the Face of Crisis:
How a Well-Prepared Team Can Act
with Confidence to Overcome Disaster
By JAY OXTON
You must be ready for anything at anytime to survive in today’s business environment. Your suc- cess depends on a long-range strategic plan and a strong,
focused team to implement that vision.
These same principles hold true for
business continuity, a fact we recently
experienced first-hand. Fire broke out on
the evening of Feb. 7 near our mail presort
services facility in Grand Prairie, Texas.
The blaze spread quickly, and soon the
entire 400,000 square-foot building was
engulfed in flames, damaging millions of
dollars of equipment and destroying the
facility where employees serve hundreds
of commercial clients.
In the face of this crisis, our teams both
on-site and at our corporate headquarters
reacted immediately, implementing our
formal business continuity plan. After first

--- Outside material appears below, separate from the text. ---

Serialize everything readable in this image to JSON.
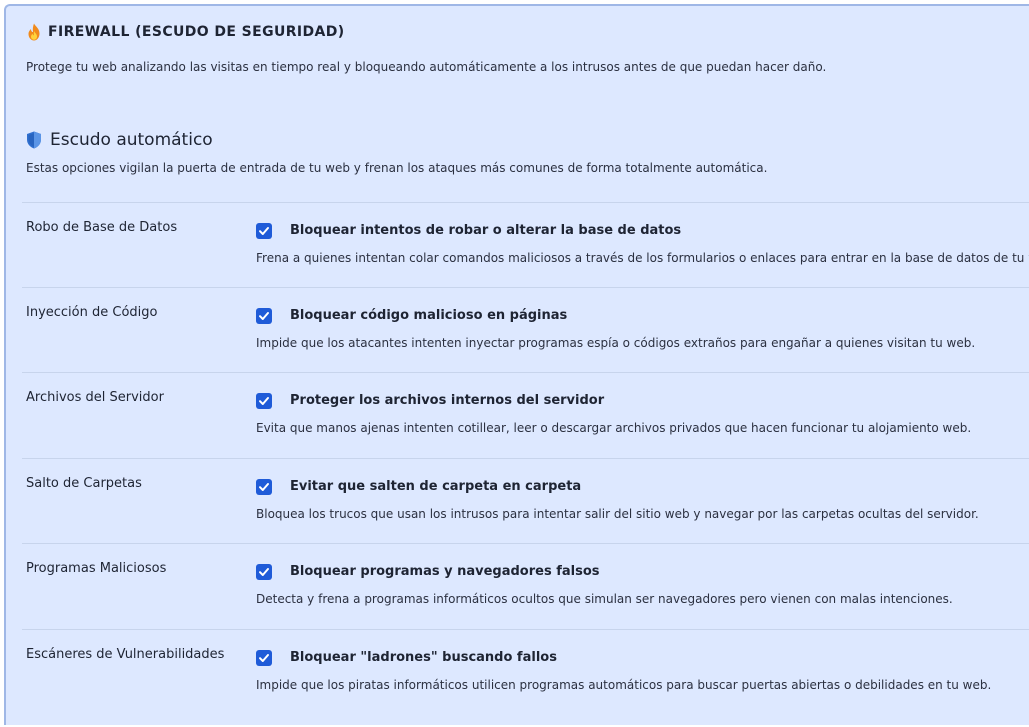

ensuring the safety of all facility personnel, our business continuity team collaborated to combat the immediate disaster

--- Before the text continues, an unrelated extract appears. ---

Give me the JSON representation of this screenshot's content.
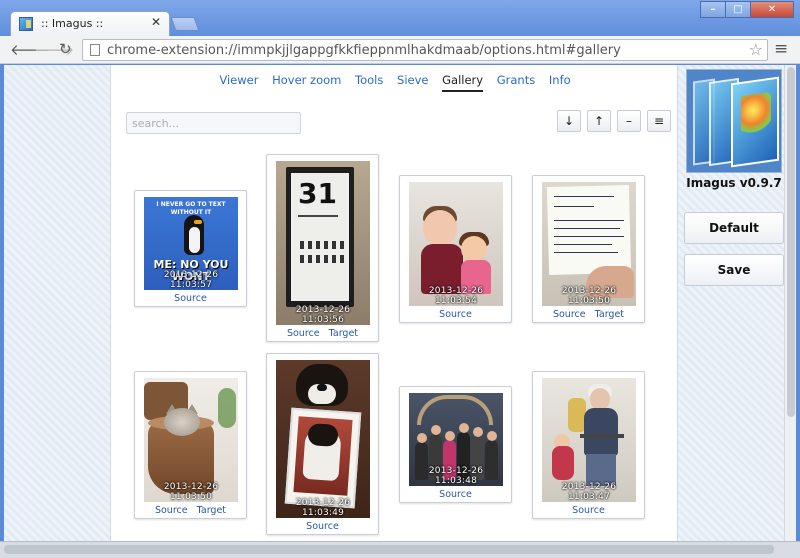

and manage the recovery process – all the
way through to the successful re-opening
of a new facility four months later. They
stayed on point throughout the crisis and
coordinated their efforts in a seamless display of corporate unity. We could never
have achieved this rapid recovery without
the dedication of the team members and
their adherence to our business continuity plan.
I cannot stress enough the value of
teamwork in the face of such an unantici-
pated event. While each disaster situation
presents its own unique challenges, you
can prepare and train your team to respond
with confidence. While you cannot control
the circumstances, you can control how
you plan and respond.
Business Continuity Is More
Than a Buzzword
We live in an uncertain world, one in
which business continuity planning has
moved from a nicety to a necessity. In fact,
a 2011 Forrester study reports that almost
a quarter of companies are likely to declare
a disaster in a five-year time period. In the
face of such odds, a detailed business continuity plan can be a business lifesaver,
instilling disciplines that can help you stay
in business, minimize damage, and prevent loss.
In 2011 alone, we have witnessed disasters in the form of earthquakes, hurricanes,
tornadoes, tsunamis, fires, and floods.
Mother Nature continually reminds us that
we must be prepared to survive. There are
also man-made accidents that can disrupt
normal business functioning. These unpredictable events reinforce the need for a
well-written and well-rehearsed plan.
A business continuity plan often consid-
ers a potential event, its immediate after-
math, and the implications for recovery.
Then it considers an alternate event, and
yet another. A business must run as many
scenarios as imaginable to develop ade-
quate response tools. The planning process
requires a team approach with members
recruited from across the organization to
provide valuable perspective and insights.
Cross-functional teams should include
management, IT, operations, logistics,
real estate, legal, risk management, HR,
sales and marketing that work together to
design an integrated plan, which, in turn,
fosters accountability. This unanimity of
purpose will also create a sense of confi-
dence, enabling team members to provide
leadership during stressful and chaotic